● **Your instructions**: The data below is to be retyped exactly, line by line.

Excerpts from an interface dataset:
=== Begin Enclosure ===

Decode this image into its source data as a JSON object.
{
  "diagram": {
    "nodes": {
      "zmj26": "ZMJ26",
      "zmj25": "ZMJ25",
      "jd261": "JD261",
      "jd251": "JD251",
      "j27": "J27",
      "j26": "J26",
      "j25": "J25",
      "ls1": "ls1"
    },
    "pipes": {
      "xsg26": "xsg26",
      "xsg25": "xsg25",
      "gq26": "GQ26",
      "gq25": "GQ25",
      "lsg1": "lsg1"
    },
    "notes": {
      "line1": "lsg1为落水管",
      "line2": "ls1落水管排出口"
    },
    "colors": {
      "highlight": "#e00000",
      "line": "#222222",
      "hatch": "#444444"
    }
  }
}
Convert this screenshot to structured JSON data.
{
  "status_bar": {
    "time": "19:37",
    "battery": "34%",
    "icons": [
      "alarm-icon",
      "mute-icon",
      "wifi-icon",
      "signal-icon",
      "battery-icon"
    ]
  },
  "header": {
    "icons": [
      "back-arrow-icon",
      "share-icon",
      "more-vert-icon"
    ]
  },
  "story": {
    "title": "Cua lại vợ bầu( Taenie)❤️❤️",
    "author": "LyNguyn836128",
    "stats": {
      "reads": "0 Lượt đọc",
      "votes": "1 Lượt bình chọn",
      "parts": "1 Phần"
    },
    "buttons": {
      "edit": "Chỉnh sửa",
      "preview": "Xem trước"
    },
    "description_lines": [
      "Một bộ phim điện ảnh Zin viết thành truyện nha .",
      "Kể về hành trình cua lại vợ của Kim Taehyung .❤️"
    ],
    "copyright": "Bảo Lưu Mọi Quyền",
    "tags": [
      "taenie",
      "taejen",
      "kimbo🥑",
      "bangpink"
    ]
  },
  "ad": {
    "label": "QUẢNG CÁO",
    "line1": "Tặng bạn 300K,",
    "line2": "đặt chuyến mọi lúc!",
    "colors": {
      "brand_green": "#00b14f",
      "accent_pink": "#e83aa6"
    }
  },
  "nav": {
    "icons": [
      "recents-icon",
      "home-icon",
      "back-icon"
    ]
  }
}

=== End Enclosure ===

● **Exercise response**:
Decode this image into its source data as a JSON object.
{
  "diagram": {
    "nodes": {
      "zmj26": "ZMJ26",
      "zmj25": "ZMJ25",
      "jd261": "JD261",
      "jd251": "JD251",
      "j27": "J27",
      "j26": "J26",
      "j25": "J25",
      "ls1": "ls1"
    },
    "pipes": {
      "xsg26": "xsg26",
      "xsg25": "xsg25",
      "gq26": "GQ26",
      "gq25": "GQ25",
      "lsg1": "lsg1"
    },
    "notes": {
      "line1": "lsg1为落水管",
      "line2": "ls1落水管排出口"
    },
    "colors": {
      "highlight": "#e00000",
      "line": "#222222",
      "hatch": "#444444"
    }
  }
}
Convert this screenshot to structured JSON data.
{
  "status_bar": {
    "time": "19:37",
    "battery": "34%",
    "icons": [
      "alarm-icon",
      "mute-icon",
      "wifi-icon",
      "signal-icon",
      "battery-icon"
    ]
  },
  "header": {
    "icons": [
      "back-arrow-icon",
      "share-icon",
      "more-vert-icon"
    ]
  },
  "story": {
    "title": "Cua lại vợ bầu( Taenie)❤️❤️",
    "author": "LyNguyn836128",
    "stats": {
      "reads": "0 Lượt đọc",
      "votes": "1 Lượt bình chọn",
      "parts": "1 Phần"
    },
    "buttons": {
      "edit": "Chỉnh sửa",
      "preview": "Xem trước"
    },
    "description_lines": [
      "Một bộ phim điện ảnh Zin viết thành truyện nha .",
      "Kể về hành trình cua lại vợ của Kim Taehyung .❤️"
    ],
    "copyright": "Bảo Lưu Mọi Quyền",
    "tags": [
      "taenie",
      "taejen",
      "kimbo🥑",
      "bangpink"
    ]
  },
  "ad": {
    "label": "QUẢNG CÁO",
    "line1": "Tặng bạn 300K,",
    "line2": "đặt chuyến mọi lúc!",
    "colors": {
      "brand_green": "#00b14f",
      "accent_pink": "#e83aa6"
    }
  },
  "nav": {
    "icons": [
      "recents-icon",
      "home-icon",
      "back-icon"
    ]
  }
}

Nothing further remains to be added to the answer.